Cast – Ezra Godden, Jay Brazeau, Campbell Lane, Chelah Horsdal, David Racz, Nicholas Racz
Release Year – 2005
Reviewed by John of the Dead
Director Stuart Gordon seems to have a strong fascination with H.P. Lovecraft’s stories. He made his mark on the horror scene with his debut feature film Re-Animator, which is based off of a Lovecraftian story. He followed that amazing film with another Lovecraftian story, From Beyond, which turned out great as well. His career continued to be made off of Lovecraft’s genius several other times(that I won’t spend time mentioning’ so it was only fitting for him to use a Lovecraftian story for his first entry into the “Masters of Horror” series.
Dreams In The Witch House stars Ezra Godden as Walter Gilman, a graduate student who rents a room in an old 17th century home. Soon after his move-in he begins having horrendous nightmares involving a creepy woman, a woman who happens to be a witch to whom the home once belonged to. As the dreams grow in severity and begin to take a physical toll on him he learns that there are evil forces residing in the walls of his room. These forces have an agenda to manipulate him into carrying out a violent crime he would never fathom committing. However, given the forces attack and manipulate him during his sleep, he may not have a chance at stopping them from leading him to the horrendous crime.
This one started off interesting and held its own while blending a fair amount of fantasy and surrealism into the story. We get a rat with a human face(sounds like a Disney cartoon eh?) that speaks to Walter, as well as a strong surreal sexual element at the hands of the old witch, which I found quite funny by the way. Heh. The conflict we get is interesting, especially because much of what happens to Walter happens during his sleep, which leaves him quite helpless at fighting it off. If it were me going through that I would be pretty distraught over my inability to fight off the evil forces, and we get a nice look at the aftermath of that. Walter’s descent into madness was probably the single best aspect of this film because he basically dug his own hole without even trying to. Poor lad.
I have not read the original Lovecraft story from which this is based off of, and from what I have read it seems this teleplay by Stuart Gordon does not follow it very much. That may be the reason why I really just could not get into this film. I will admit it is a moderately positive watch, but I was expecting more from it story wise. We get a fair amount of gore however and a pretty creepy ending sequence that brings horror-icon and Stuart Gordon sidekick Jeffrey Combes to the screen, in the role of a Crime Scene Investigator. It is always a pleasure to see Jeffrey Combes do his thing in this genre.
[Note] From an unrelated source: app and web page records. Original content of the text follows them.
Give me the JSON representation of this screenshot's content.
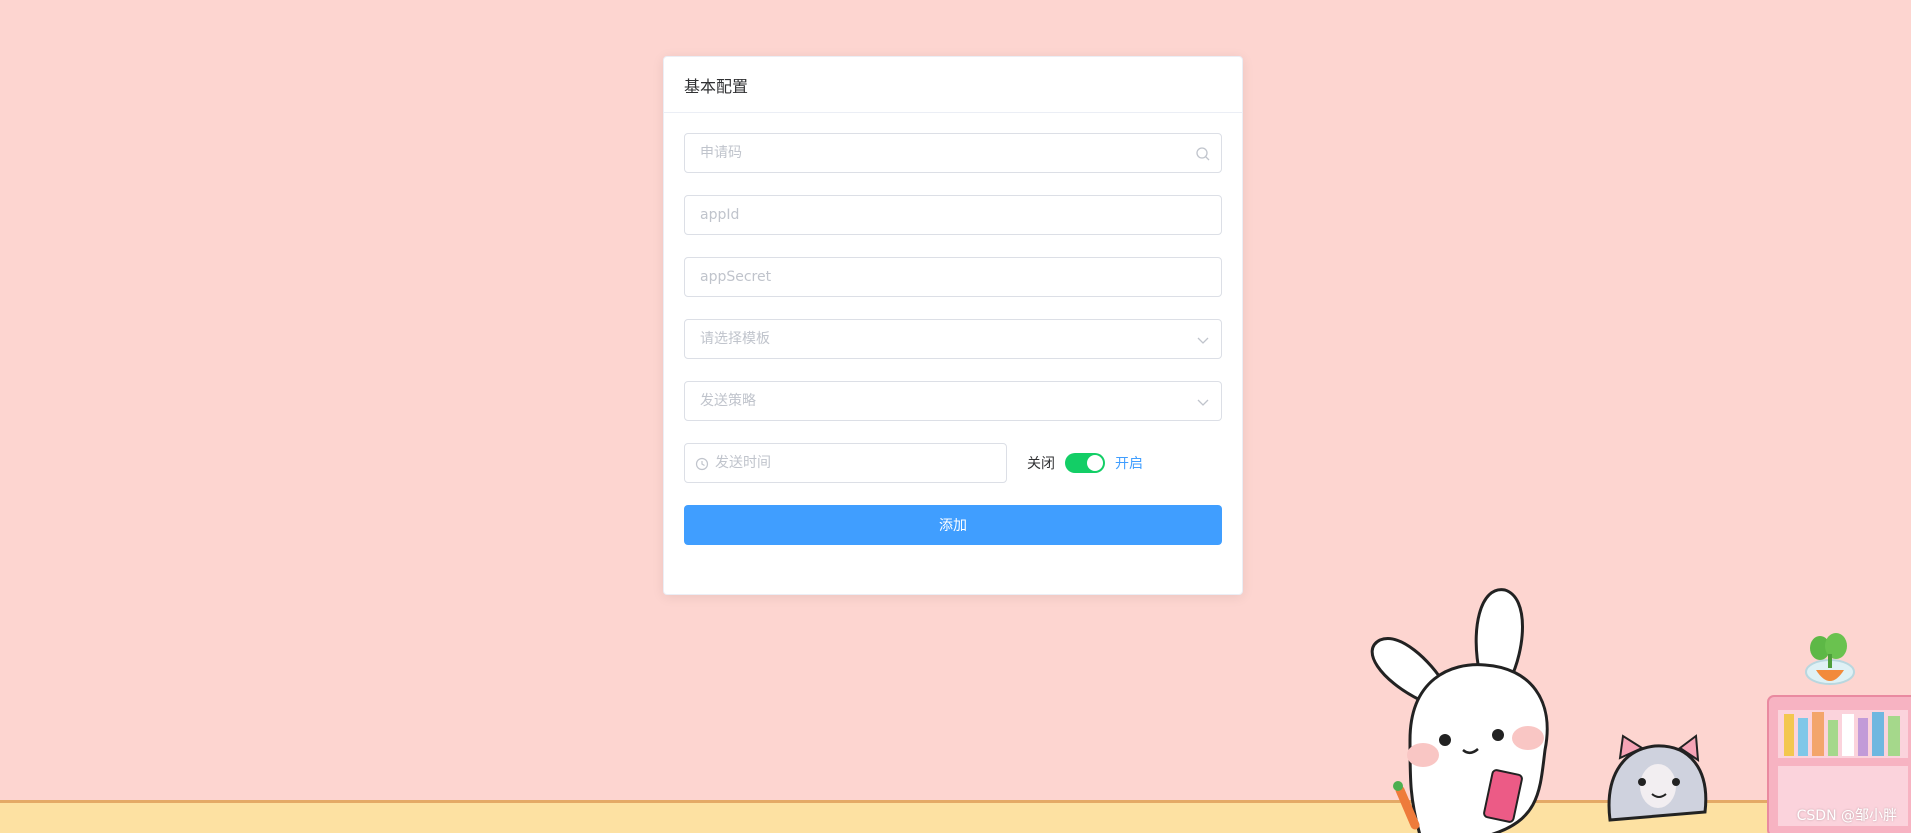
{
  "card": {
    "title": "基本配置"
  },
  "form": {
    "apply_code": {
      "placeholder": "申请码",
      "icon": "search-icon"
    },
    "app_id": {
      "placeholder": "appId"
    },
    "app_secret": {
      "placeholder": "appSecret"
    },
    "template_select": {
      "placeholder": "请选择模板",
      "icon": "chevron-down-icon"
    },
    "strategy_select": {
      "placeholder": "发送策略",
      "icon": "chevron-down-icon"
    },
    "send_time": {
      "placeholder": "发送时间",
      "icon": "clock-icon"
    },
    "switch": {
      "inactive_text": "关闭",
      "active_text": "开启",
      "state": "on"
    },
    "add_button_label": "添加"
  },
  "colors": {
    "background": "#fdd5d0",
    "primary": "#409eff",
    "switch_on": "#13ce66"
  },
  "watermark": "CSDN @邹小胖"
}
Overall, this is an OK entry into the “Masters of Horror” series that I would recommend to those who enjoy Stuart Gordon’s work(as I do) and would like to see his take on this Lovecraftian tale. It is not amazing, but should be enough to suffice to those knowing what to expect.
– I ranked this film #20 of the 26 entries in my Ranking the “Masters of Horror” Entries post.